This report provides an overview of recent trends in the use of police in UN peacekeeping missions, assesses chronic challenges, and lays out a series of proposals aimed at improving UN capacity to support post-conflict policing and the rule of law. It concludes that the UN’s historically ad hoc approach-driven in large part by resource constraints, but also by a lack of vision that has only recently begun to be corrected-is no longer acceptable, if it ever was. It therefore recommends new approaches for more systematic planning, recruiting, and rapid deployment of larger numbers of quality UN police (UNPOL) and other rule of law personnel for integrated peace operations. These include a standing UN Rule of Law Capacity, a complementary ready reserve of police and other criminal justice personnel, and a Senior Reserve Roster of experienced, retired police officers, judges, prosecutors, and defense lawyers. The study provides a description of these proposed reforms, including detailed cost estimates, and concludes that the implementation of such initiatives would dramatically improve the UN’s ability to carry out its mandates to support post-conflict policing and rule of law.
This report is one of five FOPO studies on essential aspects of improving rule of law in post-conflict states. Other studies focus on improving border control and border security, fighting corruption in war-torn states, increasing accountability for non-military personnel in peace operations, and using UN Panels of Experts more effectively to combat spoilers and monitor targeted sanctions.

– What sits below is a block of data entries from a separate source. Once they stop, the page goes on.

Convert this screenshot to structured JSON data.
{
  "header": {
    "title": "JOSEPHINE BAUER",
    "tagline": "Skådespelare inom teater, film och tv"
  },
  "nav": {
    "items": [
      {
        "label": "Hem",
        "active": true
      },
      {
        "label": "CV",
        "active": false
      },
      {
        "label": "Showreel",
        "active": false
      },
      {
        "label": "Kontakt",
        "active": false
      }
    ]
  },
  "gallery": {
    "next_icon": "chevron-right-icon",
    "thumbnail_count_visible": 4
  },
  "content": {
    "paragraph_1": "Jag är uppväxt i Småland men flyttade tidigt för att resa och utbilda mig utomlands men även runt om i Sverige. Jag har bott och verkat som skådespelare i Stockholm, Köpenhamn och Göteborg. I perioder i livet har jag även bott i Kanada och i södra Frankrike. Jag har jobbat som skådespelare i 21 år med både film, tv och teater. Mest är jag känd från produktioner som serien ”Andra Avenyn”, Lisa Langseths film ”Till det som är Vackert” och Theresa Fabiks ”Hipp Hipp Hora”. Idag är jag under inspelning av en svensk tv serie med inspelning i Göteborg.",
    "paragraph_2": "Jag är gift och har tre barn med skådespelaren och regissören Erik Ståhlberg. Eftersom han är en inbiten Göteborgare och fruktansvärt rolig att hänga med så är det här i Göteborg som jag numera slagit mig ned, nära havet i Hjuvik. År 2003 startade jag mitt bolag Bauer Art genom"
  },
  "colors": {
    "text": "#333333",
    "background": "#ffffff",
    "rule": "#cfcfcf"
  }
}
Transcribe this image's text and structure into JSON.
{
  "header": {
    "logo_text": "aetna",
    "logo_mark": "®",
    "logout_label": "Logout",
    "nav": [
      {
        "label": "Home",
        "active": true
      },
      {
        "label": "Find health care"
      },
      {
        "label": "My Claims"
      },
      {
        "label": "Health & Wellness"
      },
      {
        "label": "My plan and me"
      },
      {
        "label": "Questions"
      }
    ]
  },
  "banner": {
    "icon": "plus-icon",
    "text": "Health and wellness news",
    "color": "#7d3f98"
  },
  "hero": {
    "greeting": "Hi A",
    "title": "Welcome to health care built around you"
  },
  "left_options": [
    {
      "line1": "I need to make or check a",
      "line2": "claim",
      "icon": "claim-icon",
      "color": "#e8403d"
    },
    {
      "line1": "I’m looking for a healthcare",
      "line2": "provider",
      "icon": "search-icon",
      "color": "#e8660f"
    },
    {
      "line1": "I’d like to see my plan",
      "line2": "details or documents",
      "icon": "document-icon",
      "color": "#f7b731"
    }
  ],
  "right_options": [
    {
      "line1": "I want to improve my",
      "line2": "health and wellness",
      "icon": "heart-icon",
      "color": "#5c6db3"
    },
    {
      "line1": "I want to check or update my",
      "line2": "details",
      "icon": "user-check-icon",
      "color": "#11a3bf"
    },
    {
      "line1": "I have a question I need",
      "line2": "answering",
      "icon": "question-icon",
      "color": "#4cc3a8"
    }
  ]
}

The original version of Enhancing United Nations Capacity was issued November 2007 with co-authors Joshua Smith, Victoria Holt, and William Durch.